quill-nov2009coverThe cover star for the November Q&Q, now on newsstands, is journalist and historian Don Gillmor, whose first novel for adults, Kanata, is being published this month by Viking Canada. Also in the issue, Q&Q looks at the Ontario Arts Council under its new literary officer, and we weigh the benefits of The Writers’ Union of Canada’s health insurance plan for writers. All that, plus our College and Scholarly Publishing Special Report and reviews of more than 35 new books, including Kate Pullinger’s The Mistress of Nothing, John Bemrose’s The Last Woman, Wade Davis’s The Wayfinders, and Frieda Wishinsky’s Maggie Can’t Wait.

In search of the West

In his first novel, Don Gillmor puts an overlooked cartographer, explorer, and extraordinary Canadian back on the map

Kicked off the block

Have the rules of the funding game changed under the Ontario Art Council’s new literature officer?

The cut-and-paste method

Digital technology has led to customized products for the scholarly market “ but are they a good deal for academic presses? Plus more in the College and Scholarly Publishing Special Report

Children’s Announcements

The season’s complete listings

FRONTMATTER

Reviewing the ReLits

Weighing the benefits of the Writers’ Coalition health plan

The future of the AECB

Local Buzz: Keith Halliday’s Game On Yukon!

Cover to Cover: Kennepohl and Shaw’s Accessible Elements

Snapshot: Bryan Jay Ibeas of Cormorant Books

COLLEGE AND SCHOLARLY REPORT

CSPI’s unlikely feminism

Free e-books for everyone

Revisiting the Canadian Research Knowledge Network

REVIEWS

The Last Woman by John Bemrose

Dracula the Un-Dead by Dacre Stoker and Ian Holt

Monstrous Affections by David Nickle

Plus more fiction, non-fiction, and poetry

BOOKS FOR YOUNG PEOPLE

The Pirate and the Penguin by Patricia Storms

Proud as a Peacock, Brave as a Lion by Jane Barclay and Renné Benoir

The Rocket by Mike Leonetti and Greg Banning

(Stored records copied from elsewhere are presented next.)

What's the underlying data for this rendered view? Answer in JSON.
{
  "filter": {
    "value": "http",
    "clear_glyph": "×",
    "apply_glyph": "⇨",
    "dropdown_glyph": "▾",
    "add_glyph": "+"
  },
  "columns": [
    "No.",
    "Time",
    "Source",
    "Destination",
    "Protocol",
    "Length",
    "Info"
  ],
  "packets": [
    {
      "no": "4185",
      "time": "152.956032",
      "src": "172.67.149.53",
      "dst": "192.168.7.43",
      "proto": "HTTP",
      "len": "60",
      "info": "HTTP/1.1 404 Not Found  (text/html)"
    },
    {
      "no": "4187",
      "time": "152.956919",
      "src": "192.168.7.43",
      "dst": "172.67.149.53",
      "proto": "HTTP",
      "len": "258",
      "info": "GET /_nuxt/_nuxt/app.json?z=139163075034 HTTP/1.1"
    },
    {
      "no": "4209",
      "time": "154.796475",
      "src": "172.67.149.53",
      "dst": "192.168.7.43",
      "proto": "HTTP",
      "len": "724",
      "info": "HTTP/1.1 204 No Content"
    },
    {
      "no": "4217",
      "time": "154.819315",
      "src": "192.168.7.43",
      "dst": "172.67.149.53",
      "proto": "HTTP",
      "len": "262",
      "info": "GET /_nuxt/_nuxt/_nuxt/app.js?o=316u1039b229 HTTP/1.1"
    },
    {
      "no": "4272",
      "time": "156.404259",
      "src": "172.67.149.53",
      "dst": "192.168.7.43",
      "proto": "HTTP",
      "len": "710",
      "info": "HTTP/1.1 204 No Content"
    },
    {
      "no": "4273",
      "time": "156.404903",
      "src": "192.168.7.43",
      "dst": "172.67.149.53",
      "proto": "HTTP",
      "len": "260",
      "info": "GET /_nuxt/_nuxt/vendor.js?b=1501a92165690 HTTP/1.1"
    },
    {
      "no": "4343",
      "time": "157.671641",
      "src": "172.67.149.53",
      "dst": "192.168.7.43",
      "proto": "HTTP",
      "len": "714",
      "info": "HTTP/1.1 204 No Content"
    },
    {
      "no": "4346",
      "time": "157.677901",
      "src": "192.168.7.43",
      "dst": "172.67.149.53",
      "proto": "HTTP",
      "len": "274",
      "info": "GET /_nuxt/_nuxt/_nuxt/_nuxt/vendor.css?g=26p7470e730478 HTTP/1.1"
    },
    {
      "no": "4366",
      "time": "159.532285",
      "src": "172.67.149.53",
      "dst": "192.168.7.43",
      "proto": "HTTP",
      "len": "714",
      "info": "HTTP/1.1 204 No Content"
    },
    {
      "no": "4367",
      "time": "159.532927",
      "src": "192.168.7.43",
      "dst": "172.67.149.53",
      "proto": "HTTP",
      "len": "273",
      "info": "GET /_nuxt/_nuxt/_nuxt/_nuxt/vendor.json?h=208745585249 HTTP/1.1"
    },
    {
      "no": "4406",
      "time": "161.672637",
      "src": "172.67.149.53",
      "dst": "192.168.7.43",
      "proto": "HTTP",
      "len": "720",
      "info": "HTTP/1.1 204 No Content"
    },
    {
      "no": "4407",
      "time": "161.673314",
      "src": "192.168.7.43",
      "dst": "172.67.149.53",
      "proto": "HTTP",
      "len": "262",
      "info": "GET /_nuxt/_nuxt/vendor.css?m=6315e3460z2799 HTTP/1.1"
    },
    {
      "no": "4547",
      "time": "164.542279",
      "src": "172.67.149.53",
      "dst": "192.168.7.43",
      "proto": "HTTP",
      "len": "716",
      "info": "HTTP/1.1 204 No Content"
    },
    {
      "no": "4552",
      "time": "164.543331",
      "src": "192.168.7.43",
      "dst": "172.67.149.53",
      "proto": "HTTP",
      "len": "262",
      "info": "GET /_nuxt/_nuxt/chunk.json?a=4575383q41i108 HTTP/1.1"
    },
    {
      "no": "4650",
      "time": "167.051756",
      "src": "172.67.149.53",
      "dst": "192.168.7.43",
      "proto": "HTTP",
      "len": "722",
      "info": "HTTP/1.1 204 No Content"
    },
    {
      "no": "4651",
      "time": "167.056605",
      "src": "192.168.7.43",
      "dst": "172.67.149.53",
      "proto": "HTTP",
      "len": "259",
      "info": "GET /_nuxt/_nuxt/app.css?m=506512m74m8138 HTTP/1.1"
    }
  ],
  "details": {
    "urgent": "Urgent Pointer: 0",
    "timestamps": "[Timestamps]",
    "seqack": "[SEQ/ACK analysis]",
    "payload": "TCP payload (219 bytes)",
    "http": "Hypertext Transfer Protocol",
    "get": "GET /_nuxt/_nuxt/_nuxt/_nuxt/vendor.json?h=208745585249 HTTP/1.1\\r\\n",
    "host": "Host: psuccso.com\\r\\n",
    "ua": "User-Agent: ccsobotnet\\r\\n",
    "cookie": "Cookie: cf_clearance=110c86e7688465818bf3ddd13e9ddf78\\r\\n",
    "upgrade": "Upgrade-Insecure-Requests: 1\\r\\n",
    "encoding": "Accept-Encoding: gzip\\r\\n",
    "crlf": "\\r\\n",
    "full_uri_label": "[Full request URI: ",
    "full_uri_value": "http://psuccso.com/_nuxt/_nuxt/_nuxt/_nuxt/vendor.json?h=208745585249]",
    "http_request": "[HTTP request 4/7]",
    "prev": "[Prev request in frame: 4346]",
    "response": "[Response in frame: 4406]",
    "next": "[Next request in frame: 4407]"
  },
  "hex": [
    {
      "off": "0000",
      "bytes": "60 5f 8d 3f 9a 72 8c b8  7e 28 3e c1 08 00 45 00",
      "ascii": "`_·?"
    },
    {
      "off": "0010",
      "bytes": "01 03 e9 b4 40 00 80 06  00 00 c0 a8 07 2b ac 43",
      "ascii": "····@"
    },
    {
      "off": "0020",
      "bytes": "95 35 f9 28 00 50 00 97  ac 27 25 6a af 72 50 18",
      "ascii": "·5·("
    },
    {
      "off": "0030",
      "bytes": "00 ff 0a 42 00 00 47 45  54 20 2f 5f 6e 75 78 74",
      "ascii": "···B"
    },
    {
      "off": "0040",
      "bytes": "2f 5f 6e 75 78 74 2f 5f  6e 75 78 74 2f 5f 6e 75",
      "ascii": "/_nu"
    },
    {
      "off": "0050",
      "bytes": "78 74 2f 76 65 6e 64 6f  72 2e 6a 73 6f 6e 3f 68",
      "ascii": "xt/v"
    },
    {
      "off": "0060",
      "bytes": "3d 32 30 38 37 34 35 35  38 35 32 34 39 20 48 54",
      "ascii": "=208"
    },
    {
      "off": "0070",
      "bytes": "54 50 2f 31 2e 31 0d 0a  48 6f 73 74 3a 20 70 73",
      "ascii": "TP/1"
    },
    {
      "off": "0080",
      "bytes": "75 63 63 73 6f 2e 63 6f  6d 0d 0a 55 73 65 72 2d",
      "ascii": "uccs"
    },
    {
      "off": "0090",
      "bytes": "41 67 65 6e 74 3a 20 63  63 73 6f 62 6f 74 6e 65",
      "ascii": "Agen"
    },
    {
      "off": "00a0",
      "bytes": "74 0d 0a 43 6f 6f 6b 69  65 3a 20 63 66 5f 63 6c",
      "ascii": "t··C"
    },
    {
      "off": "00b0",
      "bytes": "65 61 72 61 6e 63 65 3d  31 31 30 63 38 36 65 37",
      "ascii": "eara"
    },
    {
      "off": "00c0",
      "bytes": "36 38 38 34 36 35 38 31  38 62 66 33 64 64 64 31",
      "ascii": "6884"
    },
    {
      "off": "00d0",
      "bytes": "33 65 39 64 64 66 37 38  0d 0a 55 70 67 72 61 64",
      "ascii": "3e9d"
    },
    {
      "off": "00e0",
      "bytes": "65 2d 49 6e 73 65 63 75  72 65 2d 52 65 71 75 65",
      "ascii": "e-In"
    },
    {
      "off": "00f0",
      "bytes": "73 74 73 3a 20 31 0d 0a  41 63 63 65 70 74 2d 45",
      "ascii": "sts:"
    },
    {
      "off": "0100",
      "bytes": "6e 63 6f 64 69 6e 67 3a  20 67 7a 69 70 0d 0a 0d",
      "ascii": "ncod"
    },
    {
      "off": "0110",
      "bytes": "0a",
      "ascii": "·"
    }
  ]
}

Plus more fiction, non-fiction, and picture books

THE LAST WORD

Authors who complain about bad reviews need to grow up, writes Claude Lalumière